TASK OBJECTIVE:
Give back a single number: the count of lines in the data that contain the string "MyApplication".

RECORDS FOR THIS TASK:
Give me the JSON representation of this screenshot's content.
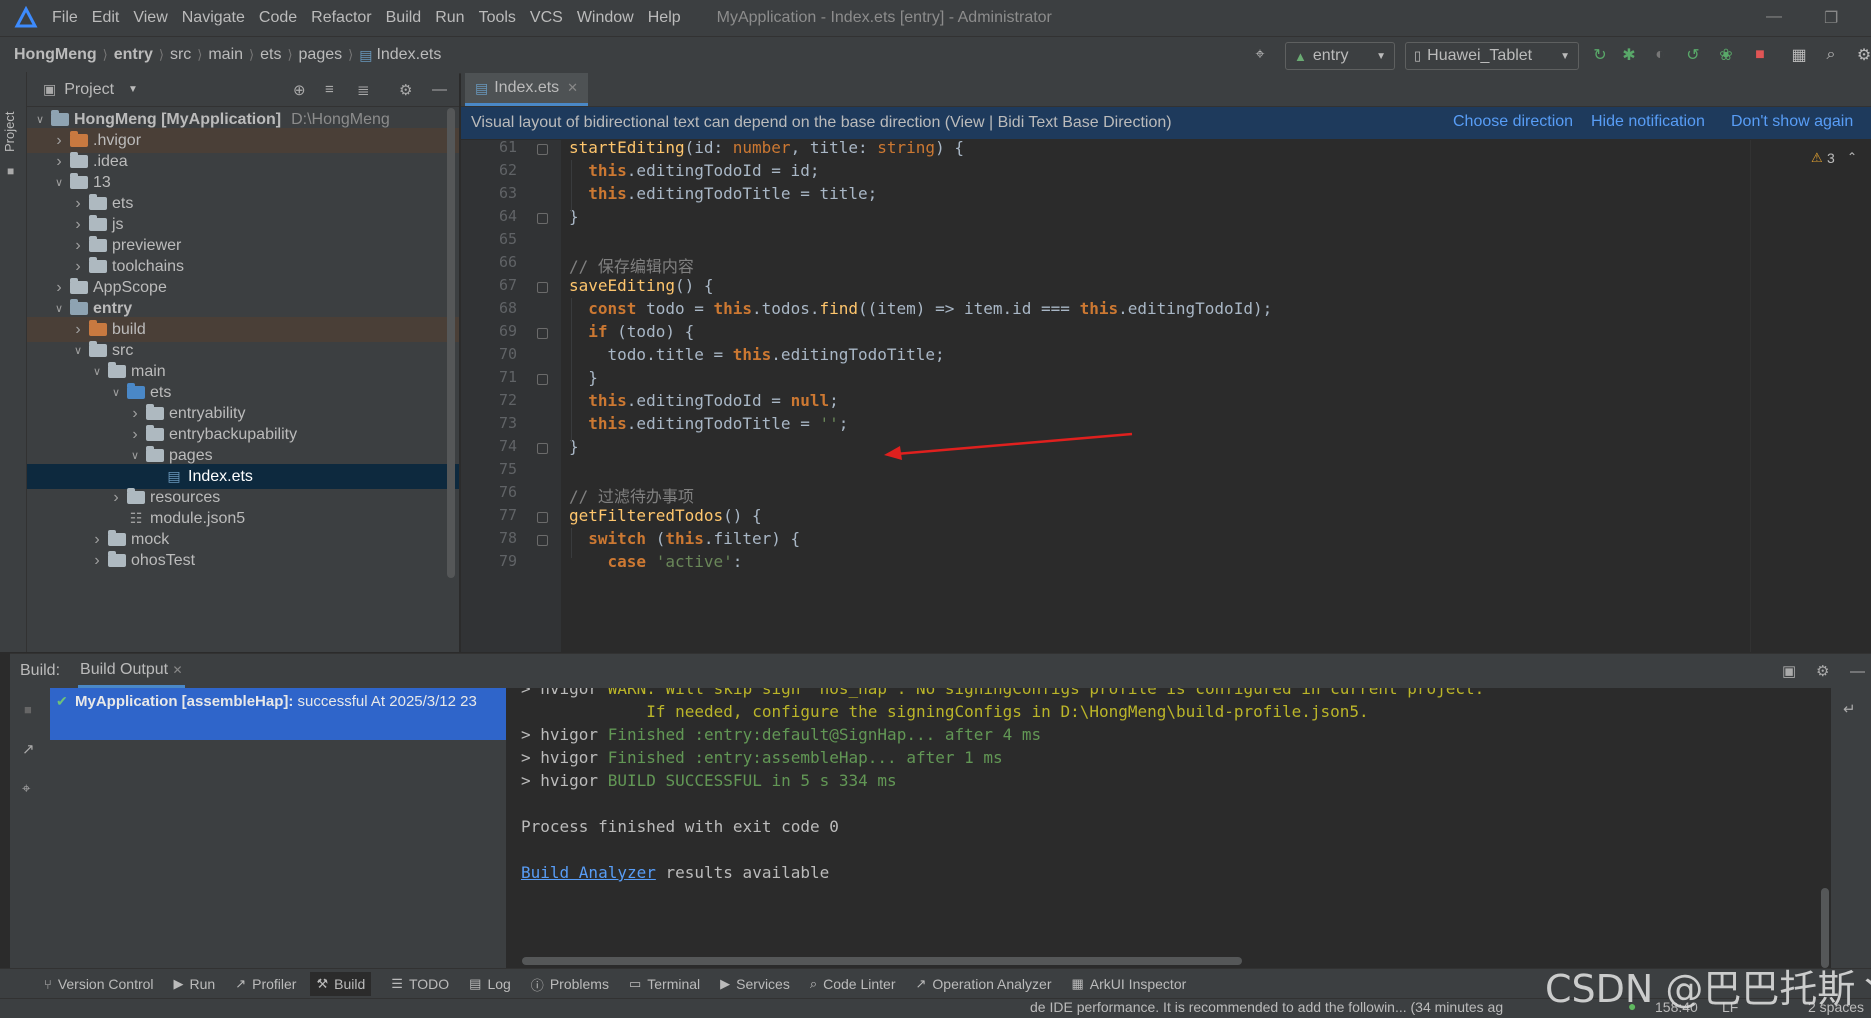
{
  "menu": {
    "items": [
      "File",
      "Edit",
      "View",
      "Navigate",
      "Code",
      "Refactor",
      "Build",
      "Run",
      "Tools",
      "VCS",
      "Window",
      "Help"
    ],
    "window_title": "MyApplication - Index.ets [entry] - Administrator"
  },
  "navbar": {
    "breadcrumbs": [
      "HongMeng",
      "entry",
      "src",
      "main",
      "ets",
      "pages",
      "Index.ets"
    ],
    "run_config": "entry",
    "device": "Huawei_Tablet"
  },
  "project": {
    "title": "Project",
    "tree": [
      {
        "label": "HongMeng [MyApplication]",
        "extra": "D:\\HongMeng",
        "depth": 0,
        "expanded": true,
        "type": "module",
        "bold": true
      },
      {
        "label": ".hvigor",
        "depth": 1,
        "expanded": false,
        "type": "excluded"
      },
      {
        "label": ".idea",
        "depth": 1,
        "expanded": false,
        "type": "folder"
      },
      {
        "label": "13",
        "depth": 1,
        "expanded": true,
        "type": "folder"
      },
      {
        "label": "ets",
        "depth": 2,
        "expanded": false,
        "type": "folder"
      },
      {
        "label": "js",
        "depth": 2,
        "expanded": false,
        "type": "folder"
      },
      {
        "label": "previewer",
        "depth": 2,
        "expanded": false,
        "type": "folder"
      },
      {
        "label": "toolchains",
        "depth": 2,
        "expanded": false,
        "type": "folder"
      },
      {
        "label": "AppScope",
        "depth": 1,
        "expanded": false,
        "type": "folder"
      },
      {
        "label": "entry",
        "depth": 1,
        "expanded": true,
        "type": "module",
        "bold": true
      },
      {
        "label": "build",
        "depth": 2,
        "expanded": false,
        "type": "excluded"
      },
      {
        "label": "src",
        "depth": 2,
        "expanded": true,
        "type": "folder"
      },
      {
        "label": "main",
        "depth": 3,
        "expanded": true,
        "type": "folder"
      },
      {
        "label": "ets",
        "depth": 4,
        "expanded": true,
        "type": "source"
      },
      {
        "label": "entryability",
        "depth": 5,
        "expanded": false,
        "type": "folder"
      },
      {
        "label": "entrybackupability",
        "depth": 5,
        "expanded": false,
        "type": "folder"
      },
      {
        "label": "pages",
        "depth": 5,
        "expanded": true,
        "type": "folder"
      },
      {
        "label": "Index.ets",
        "depth": 6,
        "type": "file",
        "selected": true
      },
      {
        "label": "resources",
        "depth": 4,
        "expanded": false,
        "type": "folder"
      },
      {
        "label": "module.json5",
        "depth": 4,
        "type": "json"
      },
      {
        "label": "mock",
        "depth": 3,
        "expanded": false,
        "type": "folder"
      },
      {
        "label": "ohosTest",
        "depth": 3,
        "expanded": false,
        "type": "folder"
      }
    ]
  },
  "editor": {
    "tab": "Index.ets",
    "notification": "Visual layout of bidirectional text can depend on the base direction (View | Bidi Text Base Direction)",
    "notification_actions": [
      "Choose direction",
      "Hide notification",
      "Don't show again"
    ],
    "warnings_count": "3",
    "lines": [
      {
        "n": "61",
        "tokens": [
          [
            "fn",
            "startEditing"
          ],
          [
            "tx",
            "(id: "
          ],
          [
            "ty",
            "number"
          ],
          [
            "tx",
            ", title: "
          ],
          [
            "ty",
            "string"
          ],
          [
            "tx",
            ") {"
          ]
        ]
      },
      {
        "n": "62",
        "tokens": [
          [
            "tx",
            "  "
          ],
          [
            "kw",
            "this"
          ],
          [
            "tx",
            ".editingTodoId = id;"
          ]
        ]
      },
      {
        "n": "63",
        "tokens": [
          [
            "tx",
            "  "
          ],
          [
            "kw",
            "this"
          ],
          [
            "tx",
            ".editingTodoTitle = title;"
          ]
        ]
      },
      {
        "n": "64",
        "tokens": [
          [
            "tx",
            "}"
          ]
        ]
      },
      {
        "n": "65",
        "tokens": []
      },
      {
        "n": "66",
        "tokens": [
          [
            "cm",
            "// 保存编辑内容"
          ]
        ]
      },
      {
        "n": "67",
        "tokens": [
          [
            "fn",
            "saveEditing"
          ],
          [
            "tx",
            "() {"
          ]
        ]
      },
      {
        "n": "68",
        "tokens": [
          [
            "tx",
            "  "
          ],
          [
            "kw",
            "const"
          ],
          [
            "tx",
            " todo = "
          ],
          [
            "kw",
            "this"
          ],
          [
            "tx",
            ".todos."
          ],
          [
            "fn",
            "find"
          ],
          [
            "tx",
            "((item) => item.id === "
          ],
          [
            "kw",
            "this"
          ],
          [
            "tx",
            ".editingTodoId);"
          ]
        ]
      },
      {
        "n": "69",
        "tokens": [
          [
            "tx",
            "  "
          ],
          [
            "kw",
            "if"
          ],
          [
            "tx",
            " (todo) {"
          ]
        ]
      },
      {
        "n": "70",
        "tokens": [
          [
            "tx",
            "    todo.title = "
          ],
          [
            "kw",
            "this"
          ],
          [
            "tx",
            ".editingTodoTitle;"
          ]
        ]
      },
      {
        "n": "71",
        "tokens": [
          [
            "tx",
            "  }"
          ]
        ]
      },
      {
        "n": "72",
        "tokens": [
          [
            "tx",
            "  "
          ],
          [
            "kw",
            "this"
          ],
          [
            "tx",
            ".editingTodoId = "
          ],
          [
            "kw",
            "null"
          ],
          [
            "tx",
            ";"
          ]
        ]
      },
      {
        "n": "73",
        "tokens": [
          [
            "tx",
            "  "
          ],
          [
            "kw",
            "this"
          ],
          [
            "tx",
            ".editingTodoTitle = "
          ],
          [
            "str",
            "''"
          ],
          [
            "tx",
            ";"
          ]
        ]
      },
      {
        "n": "74",
        "tokens": [
          [
            "tx",
            "}"
          ]
        ]
      },
      {
        "n": "75",
        "tokens": []
      },
      {
        "n": "76",
        "tokens": [
          [
            "cm",
            "// 过滤待办事项"
          ]
        ]
      },
      {
        "n": "77",
        "tokens": [
          [
            "fn",
            "getFilteredTodos"
          ],
          [
            "tx",
            "() {"
          ]
        ]
      },
      {
        "n": "78",
        "tokens": [
          [
            "tx",
            "  "
          ],
          [
            "kw",
            "switch"
          ],
          [
            "tx",
            " ("
          ],
          [
            "kw",
            "this"
          ],
          [
            "tx",
            ".filter) {"
          ]
        ]
      },
      {
        "n": "79",
        "tokens": [
          [
            "tx",
            "    "
          ],
          [
            "kw",
            "case"
          ],
          [
            "tx",
            " "
          ],
          [
            "str",
            "'active'"
          ],
          [
            "tx",
            ":"
          ]
        ]
      }
    ]
  },
  "build": {
    "label": "Build:",
    "tab": "Build Output",
    "task_title": "MyApplication [assembleHap]:",
    "task_status": "successful At 2025/3/12 23",
    "output": [
      {
        "cls": "mixed",
        "prefix": "> hvigor ",
        "text": "WARN: Will skip sign 'hos_hap'. No signingConfigs profile is configured in current project.",
        "style": "warn"
      },
      {
        "cls": "warn",
        "prefix": "",
        "text": "             If needed, configure the signingConfigs in D:\\HongMeng\\build-profile.json5.",
        "style": "warn"
      },
      {
        "cls": "mixed",
        "prefix": "> hvigor ",
        "text": "Finished :entry:default@SignHap... after 4 ms",
        "style": "grn"
      },
      {
        "cls": "mixed",
        "prefix": "> hvigor ",
        "text": "Finished :entry:assembleHap... after 1 ms",
        "style": "grn"
      },
      {
        "cls": "mixed",
        "prefix": "> hvigor ",
        "text": "BUILD SUCCESSFUL in 5 s 334 ms",
        "style": "grn"
      },
      {
        "cls": "plain",
        "prefix": "",
        "text": "",
        "style": "tx"
      },
      {
        "cls": "plain",
        "prefix": "",
        "text": "Process finished with exit code 0",
        "style": "tx"
      },
      {
        "cls": "plain",
        "prefix": "",
        "text": "",
        "style": "tx"
      }
    ],
    "analyzer_link": "Build Analyzer",
    "analyzer_rest": " results available"
  },
  "bottom_tools": [
    {
      "label": "Version Control",
      "icon": "branch-icon"
    },
    {
      "label": "Run",
      "icon": "run-icon"
    },
    {
      "label": "Profiler",
      "icon": "profiler-icon"
    },
    {
      "label": "Build",
      "icon": "hammer-icon",
      "active": true
    },
    {
      "label": "TODO",
      "icon": "list-icon"
    },
    {
      "label": "Log",
      "icon": "log-icon"
    },
    {
      "label": "Problems",
      "icon": "problems-icon"
    },
    {
      "label": "Terminal",
      "icon": "terminal-icon"
    },
    {
      "label": "Services",
      "icon": "services-icon"
    },
    {
      "label": "Code Linter",
      "icon": "linter-icon"
    },
    {
      "label": "Operation Analyzer",
      "icon": "analyzer-icon"
    },
    {
      "label": "ArkUI Inspector",
      "icon": "inspector-icon"
    }
  ],
  "status": {
    "message": "de IDE performance. It is recommended to add the followin... (34 minutes ag",
    "position": "158:40",
    "line_sep": "LF",
    "indent": "2 spaces"
  },
  "watermark": "CSDN @巴巴托斯丶",
  "colors": {
    "accent": "#4a88c7",
    "selection": "#2f65ca",
    "arrow": "#e0201e"
  }
}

OUTPUT FOR THIS EXERCISE:
3